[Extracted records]

--------------------

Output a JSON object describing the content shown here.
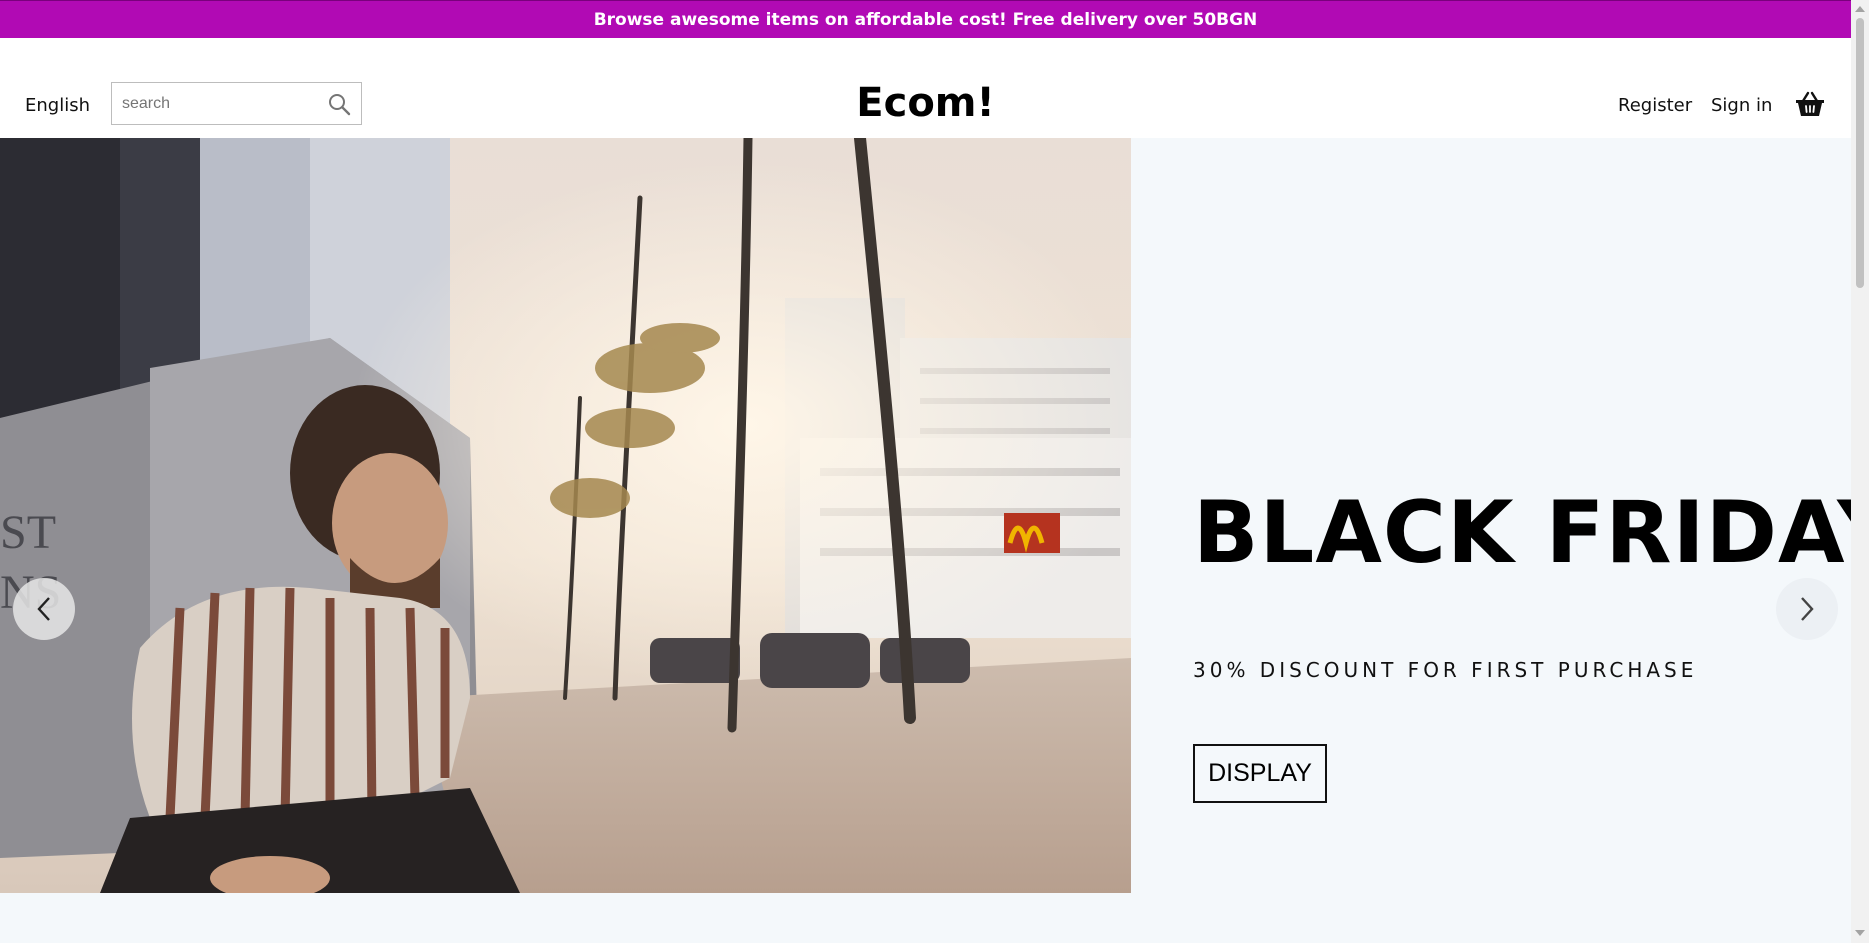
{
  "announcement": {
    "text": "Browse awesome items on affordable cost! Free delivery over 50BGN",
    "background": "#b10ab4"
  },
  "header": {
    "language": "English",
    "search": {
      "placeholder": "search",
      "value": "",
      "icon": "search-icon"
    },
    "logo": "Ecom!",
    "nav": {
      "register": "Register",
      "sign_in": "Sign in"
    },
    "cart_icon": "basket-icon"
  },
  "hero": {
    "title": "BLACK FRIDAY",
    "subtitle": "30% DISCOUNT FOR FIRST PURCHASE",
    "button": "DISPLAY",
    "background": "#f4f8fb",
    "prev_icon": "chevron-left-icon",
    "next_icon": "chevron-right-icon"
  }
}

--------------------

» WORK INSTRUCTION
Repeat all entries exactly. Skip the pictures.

» RESULT FOR THIS EXERCISE
Output a JSON object describing the content shown here.
{
  "announcement": {
    "text": "Browse awesome items on affordable cost! Free delivery over 50BGN",
    "background": "#b10ab4"
  },
  "header": {
    "language": "English",
    "search": {
      "placeholder": "search",
      "value": "",
      "icon": "search-icon"
    },
    "logo": "Ecom!",
    "nav": {
      "register": "Register",
      "sign_in": "Sign in"
    },
    "cart_icon": "basket-icon"
  },
  "hero": {
    "title": "BLACK FRIDAY",
    "subtitle": "30% DISCOUNT FOR FIRST PURCHASE",
    "button": "DISPLAY",
    "background": "#f4f8fb",
    "prev_icon": "chevron-left-icon",
    "next_icon": "chevron-right-icon"
  }
}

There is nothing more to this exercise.